* **Required work**:
Where the word "JSON" appears in a line below, copy the whole line.

* **Records supplied**:
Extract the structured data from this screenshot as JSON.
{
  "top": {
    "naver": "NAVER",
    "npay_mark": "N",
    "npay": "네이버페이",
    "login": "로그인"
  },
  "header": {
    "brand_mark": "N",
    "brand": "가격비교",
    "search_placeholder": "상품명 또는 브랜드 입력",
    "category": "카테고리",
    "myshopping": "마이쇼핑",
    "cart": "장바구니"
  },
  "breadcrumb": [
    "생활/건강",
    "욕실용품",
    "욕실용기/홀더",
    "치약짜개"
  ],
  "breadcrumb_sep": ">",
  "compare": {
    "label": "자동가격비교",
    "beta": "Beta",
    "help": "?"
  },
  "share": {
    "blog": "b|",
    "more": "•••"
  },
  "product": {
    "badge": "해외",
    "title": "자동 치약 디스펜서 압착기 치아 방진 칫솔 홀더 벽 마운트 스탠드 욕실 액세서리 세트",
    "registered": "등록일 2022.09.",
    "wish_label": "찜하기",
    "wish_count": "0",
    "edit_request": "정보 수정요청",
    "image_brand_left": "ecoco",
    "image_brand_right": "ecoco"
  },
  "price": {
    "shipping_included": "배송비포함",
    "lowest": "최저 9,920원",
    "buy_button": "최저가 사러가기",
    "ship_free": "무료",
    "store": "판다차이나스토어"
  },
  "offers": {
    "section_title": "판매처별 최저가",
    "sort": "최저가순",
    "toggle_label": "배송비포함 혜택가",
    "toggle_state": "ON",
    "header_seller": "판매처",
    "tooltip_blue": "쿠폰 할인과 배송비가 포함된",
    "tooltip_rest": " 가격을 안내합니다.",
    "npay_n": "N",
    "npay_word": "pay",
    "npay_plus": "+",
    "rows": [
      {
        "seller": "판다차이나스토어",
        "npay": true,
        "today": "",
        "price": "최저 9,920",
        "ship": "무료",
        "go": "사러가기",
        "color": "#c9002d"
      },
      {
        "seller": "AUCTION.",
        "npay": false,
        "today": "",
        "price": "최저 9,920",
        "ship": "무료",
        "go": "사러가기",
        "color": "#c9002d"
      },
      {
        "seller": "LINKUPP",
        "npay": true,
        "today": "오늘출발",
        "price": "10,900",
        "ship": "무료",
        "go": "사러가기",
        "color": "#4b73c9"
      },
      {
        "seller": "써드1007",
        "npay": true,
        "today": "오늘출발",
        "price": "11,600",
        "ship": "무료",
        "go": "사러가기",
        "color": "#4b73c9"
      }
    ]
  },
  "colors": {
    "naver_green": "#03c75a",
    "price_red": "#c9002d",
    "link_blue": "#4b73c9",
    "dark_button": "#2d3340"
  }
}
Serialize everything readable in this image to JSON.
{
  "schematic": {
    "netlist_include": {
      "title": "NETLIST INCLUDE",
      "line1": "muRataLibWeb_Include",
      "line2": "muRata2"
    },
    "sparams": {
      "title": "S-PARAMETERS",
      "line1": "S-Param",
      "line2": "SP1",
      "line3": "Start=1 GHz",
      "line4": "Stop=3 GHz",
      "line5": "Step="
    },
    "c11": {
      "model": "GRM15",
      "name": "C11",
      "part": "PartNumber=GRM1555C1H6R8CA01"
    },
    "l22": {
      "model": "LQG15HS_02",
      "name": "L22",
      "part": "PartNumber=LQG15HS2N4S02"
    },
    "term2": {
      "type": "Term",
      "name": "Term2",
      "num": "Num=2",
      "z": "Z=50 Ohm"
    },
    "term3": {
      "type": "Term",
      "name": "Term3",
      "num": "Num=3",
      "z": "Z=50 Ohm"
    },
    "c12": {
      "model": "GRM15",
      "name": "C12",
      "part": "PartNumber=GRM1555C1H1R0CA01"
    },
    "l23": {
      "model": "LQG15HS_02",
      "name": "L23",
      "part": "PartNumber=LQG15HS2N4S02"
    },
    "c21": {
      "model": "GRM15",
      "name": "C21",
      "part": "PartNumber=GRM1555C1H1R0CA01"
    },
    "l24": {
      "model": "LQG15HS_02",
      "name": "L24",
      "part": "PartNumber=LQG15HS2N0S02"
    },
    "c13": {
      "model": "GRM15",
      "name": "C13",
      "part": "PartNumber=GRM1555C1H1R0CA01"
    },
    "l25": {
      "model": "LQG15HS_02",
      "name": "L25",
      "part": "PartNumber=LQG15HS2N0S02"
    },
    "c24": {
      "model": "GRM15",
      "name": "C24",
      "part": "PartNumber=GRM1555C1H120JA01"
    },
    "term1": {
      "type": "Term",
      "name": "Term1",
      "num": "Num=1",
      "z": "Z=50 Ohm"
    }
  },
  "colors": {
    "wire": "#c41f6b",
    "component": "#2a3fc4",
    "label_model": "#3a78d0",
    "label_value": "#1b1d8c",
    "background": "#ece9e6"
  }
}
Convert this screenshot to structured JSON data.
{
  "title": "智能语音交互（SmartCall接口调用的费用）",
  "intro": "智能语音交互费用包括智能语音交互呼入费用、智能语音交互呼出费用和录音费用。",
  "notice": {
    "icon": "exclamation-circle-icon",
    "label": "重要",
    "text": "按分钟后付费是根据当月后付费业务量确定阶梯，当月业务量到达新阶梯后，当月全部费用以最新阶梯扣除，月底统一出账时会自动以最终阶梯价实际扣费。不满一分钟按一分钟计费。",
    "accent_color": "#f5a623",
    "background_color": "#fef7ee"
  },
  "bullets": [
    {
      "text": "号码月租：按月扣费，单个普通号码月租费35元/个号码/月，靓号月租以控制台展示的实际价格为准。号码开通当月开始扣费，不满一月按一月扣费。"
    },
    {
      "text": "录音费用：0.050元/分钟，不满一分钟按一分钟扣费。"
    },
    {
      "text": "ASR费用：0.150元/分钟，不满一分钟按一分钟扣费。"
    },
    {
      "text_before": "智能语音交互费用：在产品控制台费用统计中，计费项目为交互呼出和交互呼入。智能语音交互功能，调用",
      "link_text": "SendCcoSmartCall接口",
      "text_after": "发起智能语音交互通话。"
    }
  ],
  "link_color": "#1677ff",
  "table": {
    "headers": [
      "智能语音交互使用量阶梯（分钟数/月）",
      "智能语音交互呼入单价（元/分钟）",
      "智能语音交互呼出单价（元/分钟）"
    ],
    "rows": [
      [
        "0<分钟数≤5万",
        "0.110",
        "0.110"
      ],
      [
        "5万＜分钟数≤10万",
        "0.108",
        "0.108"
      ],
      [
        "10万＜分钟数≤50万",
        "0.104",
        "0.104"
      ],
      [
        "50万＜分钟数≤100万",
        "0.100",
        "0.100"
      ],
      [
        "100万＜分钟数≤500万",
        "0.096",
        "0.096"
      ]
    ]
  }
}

* **Written answer**:
Extract the structured data from this screenshot as JSON.
Serialize everything readable in this image to JSON.
Convert this screenshot to structured JSON data.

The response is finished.